European Commission Consultation on the establishment of a European single access point (ESAP) for financial and non-financial information publicly disclosed by companies: EBF response
BRUSSELS, 15 March 2021 – The European Banking Federation has responded to the European Commission’s consultation on the establishment of a European single access point (ESAP) for financial and non-financial information publicly disclosed by companies.
Why is ESAP needed?
- Currently published data are not always easily accessible, or easy to find, which increases the cost of access
- Increase visibility of some entities (SMEs, non-listed) that need to attract financing and create new investment opportunities for investors;
- Help building the ESG data based on EU legislation and voluntary fillings;
ESAP is seen as:
- A tool to centralize public disclosures, required by the EU legislation or voluntary filled in;
- Opportunity for entities not in the scope of EU Regulation or information not mandatory required to be reported on a voluntary basis;
ESAP should not:
- Impose new disclosure obligations or timelines. New disclosure obligations need to be introduced in the EU legislation first (make sure EU legislation is fit for purpose and mandatory public disclosure are useful ) It is therefore important to get the scope of any EU legislation right in the first place;

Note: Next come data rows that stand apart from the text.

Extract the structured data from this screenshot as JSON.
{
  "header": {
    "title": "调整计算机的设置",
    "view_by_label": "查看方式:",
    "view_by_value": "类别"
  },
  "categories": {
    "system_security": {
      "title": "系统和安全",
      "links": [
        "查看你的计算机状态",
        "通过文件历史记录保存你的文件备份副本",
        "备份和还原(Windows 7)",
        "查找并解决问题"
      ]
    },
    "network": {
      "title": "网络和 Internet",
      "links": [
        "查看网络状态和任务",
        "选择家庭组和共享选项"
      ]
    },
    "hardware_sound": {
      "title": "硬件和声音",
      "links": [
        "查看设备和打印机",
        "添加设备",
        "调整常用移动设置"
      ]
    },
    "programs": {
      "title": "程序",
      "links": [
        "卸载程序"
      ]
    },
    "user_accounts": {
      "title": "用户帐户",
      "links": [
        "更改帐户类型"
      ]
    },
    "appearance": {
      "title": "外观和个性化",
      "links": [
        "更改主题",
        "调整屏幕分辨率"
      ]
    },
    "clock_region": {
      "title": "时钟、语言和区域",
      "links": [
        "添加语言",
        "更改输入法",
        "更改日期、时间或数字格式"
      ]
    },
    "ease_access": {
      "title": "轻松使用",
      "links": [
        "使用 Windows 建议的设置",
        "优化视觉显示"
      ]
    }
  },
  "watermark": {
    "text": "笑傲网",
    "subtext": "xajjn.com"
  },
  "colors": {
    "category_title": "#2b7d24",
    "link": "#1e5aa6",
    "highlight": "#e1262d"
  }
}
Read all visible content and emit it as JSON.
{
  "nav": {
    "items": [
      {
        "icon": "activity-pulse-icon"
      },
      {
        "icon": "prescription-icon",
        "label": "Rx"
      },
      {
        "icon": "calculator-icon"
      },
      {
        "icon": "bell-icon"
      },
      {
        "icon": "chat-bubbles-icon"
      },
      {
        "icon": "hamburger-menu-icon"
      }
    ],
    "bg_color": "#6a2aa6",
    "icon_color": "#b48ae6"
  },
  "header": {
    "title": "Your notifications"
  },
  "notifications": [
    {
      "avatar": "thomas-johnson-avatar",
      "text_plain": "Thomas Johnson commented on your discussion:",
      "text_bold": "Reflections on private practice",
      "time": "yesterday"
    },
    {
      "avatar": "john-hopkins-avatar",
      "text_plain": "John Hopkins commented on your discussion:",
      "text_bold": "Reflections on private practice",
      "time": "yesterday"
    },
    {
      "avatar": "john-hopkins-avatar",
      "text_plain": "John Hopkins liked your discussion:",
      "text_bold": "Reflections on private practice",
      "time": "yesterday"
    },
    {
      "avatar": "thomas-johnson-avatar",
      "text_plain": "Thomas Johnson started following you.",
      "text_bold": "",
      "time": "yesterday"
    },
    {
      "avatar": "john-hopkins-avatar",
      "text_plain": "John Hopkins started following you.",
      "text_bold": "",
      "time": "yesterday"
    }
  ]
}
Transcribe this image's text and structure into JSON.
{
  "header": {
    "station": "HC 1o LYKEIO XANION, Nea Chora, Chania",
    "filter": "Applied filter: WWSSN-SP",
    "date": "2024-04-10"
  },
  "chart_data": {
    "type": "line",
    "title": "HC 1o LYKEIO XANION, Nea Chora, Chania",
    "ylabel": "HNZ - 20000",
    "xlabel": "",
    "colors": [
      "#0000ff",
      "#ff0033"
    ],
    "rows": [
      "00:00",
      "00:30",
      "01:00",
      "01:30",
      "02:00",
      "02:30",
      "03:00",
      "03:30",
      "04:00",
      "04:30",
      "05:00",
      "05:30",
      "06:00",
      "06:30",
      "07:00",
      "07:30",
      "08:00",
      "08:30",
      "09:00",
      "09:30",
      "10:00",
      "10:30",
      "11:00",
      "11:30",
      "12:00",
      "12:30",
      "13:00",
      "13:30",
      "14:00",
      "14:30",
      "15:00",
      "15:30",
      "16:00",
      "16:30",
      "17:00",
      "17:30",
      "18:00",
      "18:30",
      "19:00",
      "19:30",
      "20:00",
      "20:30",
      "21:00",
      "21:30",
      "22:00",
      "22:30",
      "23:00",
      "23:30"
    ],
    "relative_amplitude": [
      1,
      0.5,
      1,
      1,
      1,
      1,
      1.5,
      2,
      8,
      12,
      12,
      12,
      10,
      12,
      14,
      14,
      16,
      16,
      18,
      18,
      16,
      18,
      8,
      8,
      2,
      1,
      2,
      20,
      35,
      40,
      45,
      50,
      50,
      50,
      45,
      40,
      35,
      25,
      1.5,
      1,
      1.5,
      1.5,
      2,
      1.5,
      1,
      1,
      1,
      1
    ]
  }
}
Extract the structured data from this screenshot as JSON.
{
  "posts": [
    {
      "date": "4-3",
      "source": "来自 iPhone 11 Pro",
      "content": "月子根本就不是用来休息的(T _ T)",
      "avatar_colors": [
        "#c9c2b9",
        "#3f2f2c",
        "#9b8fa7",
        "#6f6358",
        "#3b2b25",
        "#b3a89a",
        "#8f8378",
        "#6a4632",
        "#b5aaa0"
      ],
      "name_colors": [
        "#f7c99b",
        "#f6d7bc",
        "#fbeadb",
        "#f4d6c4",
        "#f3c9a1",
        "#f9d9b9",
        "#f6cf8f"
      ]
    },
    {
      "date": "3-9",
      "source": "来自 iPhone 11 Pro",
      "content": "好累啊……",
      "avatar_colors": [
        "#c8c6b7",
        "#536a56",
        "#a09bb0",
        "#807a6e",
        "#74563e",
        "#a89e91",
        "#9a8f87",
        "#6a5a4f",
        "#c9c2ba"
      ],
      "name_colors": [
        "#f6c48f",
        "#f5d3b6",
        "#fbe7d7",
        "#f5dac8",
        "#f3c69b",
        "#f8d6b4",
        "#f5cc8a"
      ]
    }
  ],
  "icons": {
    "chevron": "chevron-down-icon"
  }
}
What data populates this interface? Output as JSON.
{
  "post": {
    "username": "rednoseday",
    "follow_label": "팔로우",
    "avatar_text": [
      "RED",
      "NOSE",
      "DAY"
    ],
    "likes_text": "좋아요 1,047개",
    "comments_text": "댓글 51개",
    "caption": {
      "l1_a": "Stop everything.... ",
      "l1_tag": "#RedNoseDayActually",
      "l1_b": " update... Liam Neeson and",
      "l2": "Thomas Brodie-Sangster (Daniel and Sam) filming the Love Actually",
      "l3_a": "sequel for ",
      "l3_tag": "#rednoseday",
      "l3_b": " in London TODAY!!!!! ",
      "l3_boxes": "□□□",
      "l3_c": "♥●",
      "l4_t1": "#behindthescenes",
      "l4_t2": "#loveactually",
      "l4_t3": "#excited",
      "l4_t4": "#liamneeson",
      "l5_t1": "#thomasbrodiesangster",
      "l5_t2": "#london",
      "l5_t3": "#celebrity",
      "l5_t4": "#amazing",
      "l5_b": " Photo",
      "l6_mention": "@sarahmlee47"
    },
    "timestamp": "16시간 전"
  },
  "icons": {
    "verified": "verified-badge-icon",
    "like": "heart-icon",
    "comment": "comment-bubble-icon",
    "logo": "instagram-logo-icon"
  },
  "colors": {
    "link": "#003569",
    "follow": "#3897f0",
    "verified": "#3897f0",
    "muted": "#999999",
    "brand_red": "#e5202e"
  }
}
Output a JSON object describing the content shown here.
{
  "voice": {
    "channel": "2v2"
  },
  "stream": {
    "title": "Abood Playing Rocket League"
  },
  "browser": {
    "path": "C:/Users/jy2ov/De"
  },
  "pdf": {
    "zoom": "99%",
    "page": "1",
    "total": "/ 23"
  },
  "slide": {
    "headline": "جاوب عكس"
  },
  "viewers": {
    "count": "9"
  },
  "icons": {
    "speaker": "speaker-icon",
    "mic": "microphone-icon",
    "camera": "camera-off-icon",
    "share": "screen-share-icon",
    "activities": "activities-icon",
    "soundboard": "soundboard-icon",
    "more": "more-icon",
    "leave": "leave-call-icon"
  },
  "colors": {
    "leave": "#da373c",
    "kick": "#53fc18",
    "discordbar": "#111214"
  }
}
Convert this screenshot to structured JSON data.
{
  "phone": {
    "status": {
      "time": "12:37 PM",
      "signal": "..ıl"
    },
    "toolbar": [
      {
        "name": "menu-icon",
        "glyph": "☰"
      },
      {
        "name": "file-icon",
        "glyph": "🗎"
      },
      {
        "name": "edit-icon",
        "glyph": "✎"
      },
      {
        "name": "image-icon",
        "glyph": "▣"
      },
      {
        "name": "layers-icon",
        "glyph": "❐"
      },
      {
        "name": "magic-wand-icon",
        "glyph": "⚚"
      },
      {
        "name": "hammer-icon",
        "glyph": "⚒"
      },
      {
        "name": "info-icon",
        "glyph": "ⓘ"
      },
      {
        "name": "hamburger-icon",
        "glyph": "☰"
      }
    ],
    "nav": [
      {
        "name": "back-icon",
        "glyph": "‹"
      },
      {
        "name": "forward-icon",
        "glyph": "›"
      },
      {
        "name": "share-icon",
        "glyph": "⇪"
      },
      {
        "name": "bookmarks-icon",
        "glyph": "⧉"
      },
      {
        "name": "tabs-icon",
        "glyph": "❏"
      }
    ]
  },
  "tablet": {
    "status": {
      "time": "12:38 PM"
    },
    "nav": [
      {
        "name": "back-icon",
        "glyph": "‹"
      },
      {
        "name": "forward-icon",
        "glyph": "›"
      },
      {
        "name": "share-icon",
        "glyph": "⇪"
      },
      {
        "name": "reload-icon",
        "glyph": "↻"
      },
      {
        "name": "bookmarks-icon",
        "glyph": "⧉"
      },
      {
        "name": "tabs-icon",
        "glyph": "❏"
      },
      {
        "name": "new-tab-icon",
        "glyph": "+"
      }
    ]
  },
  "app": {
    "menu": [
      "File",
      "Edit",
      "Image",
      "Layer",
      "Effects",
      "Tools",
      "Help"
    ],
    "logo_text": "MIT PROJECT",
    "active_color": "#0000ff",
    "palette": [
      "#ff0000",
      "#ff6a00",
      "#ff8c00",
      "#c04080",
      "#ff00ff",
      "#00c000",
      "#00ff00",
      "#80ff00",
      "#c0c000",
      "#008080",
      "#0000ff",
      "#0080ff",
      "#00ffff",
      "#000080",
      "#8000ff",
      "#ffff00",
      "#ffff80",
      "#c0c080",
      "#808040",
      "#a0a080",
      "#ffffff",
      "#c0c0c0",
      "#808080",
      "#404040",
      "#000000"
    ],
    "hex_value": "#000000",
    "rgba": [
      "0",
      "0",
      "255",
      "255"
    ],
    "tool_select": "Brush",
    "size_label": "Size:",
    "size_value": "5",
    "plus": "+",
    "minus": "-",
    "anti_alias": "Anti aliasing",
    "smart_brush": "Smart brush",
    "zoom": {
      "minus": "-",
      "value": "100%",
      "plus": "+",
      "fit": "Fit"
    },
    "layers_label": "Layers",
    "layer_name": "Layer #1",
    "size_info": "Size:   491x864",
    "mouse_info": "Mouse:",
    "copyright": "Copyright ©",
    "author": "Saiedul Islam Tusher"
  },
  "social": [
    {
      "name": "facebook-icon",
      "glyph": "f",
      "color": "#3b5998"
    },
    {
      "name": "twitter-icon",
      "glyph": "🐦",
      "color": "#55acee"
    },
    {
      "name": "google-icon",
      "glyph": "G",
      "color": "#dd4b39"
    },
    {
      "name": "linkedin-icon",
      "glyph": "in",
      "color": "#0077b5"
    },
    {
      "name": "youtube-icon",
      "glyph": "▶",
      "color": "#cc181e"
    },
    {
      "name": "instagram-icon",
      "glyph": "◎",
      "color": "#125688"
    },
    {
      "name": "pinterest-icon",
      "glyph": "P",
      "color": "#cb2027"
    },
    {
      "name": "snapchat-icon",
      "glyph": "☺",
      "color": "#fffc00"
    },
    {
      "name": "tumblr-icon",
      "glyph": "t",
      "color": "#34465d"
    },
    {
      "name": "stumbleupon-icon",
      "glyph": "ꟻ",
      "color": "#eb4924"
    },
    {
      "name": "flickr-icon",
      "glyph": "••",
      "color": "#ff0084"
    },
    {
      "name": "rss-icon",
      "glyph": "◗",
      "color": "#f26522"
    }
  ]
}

- Impose any new significant burden (information should only be reported once;
1. Start small, think big:
- Initially limited number of key EU legislation in scope (e. g. Transparency Directive, Accounting Directive, Prospectus Directive, revised Non-Financial Reporting Directive and data required Sustainability-Related Disclosure Regulation and Taxonomy Regulation)
- Adopt “look through” approach for legislation in scope in case the datapoints should be further limited in the initial phase (e.g. key ratios or KPIs from NFRD or other regulations)
- o at a later stage, product information (prospectus in particular) should also be made available on the ESAP but this should not be a priority in the short term
2. Pull in existing public registers (interconnect existing MS databases)
3. Ensure information is easily accessible in user friendly format
4. Ensure information quality in a comparable and machine-readable manner including those provided on a voluntary basis (common standards and structure)
5. Provide access to raw data
6. Include data source
7. Be publicly funded and governed as it is a public good. In this spirit, we believe that access to ESAP should be free for end-users.
Find the EBF response to this consultation by clicking the ‘full document’ button below:
FOR MORE INFORMATION:
Sustainable Finance page on the EBF website: CLICK HERE
Denisa Avarmaete, Senior Policy Adviser, Sustainable Finance, EBF
ABOUT THE EUROPEAN BANKING FEDERATION:
The European Banking Federation is the voice of the European banking sector, bringing together national banking associations from across Europe. The EBF is committed to a thriving European economy that is underpinned by a stable, secure and inclusive financial ecosystem, and to a flourishing society where financing is available to fund the dreams of citizens, businesses and innovators everywhere.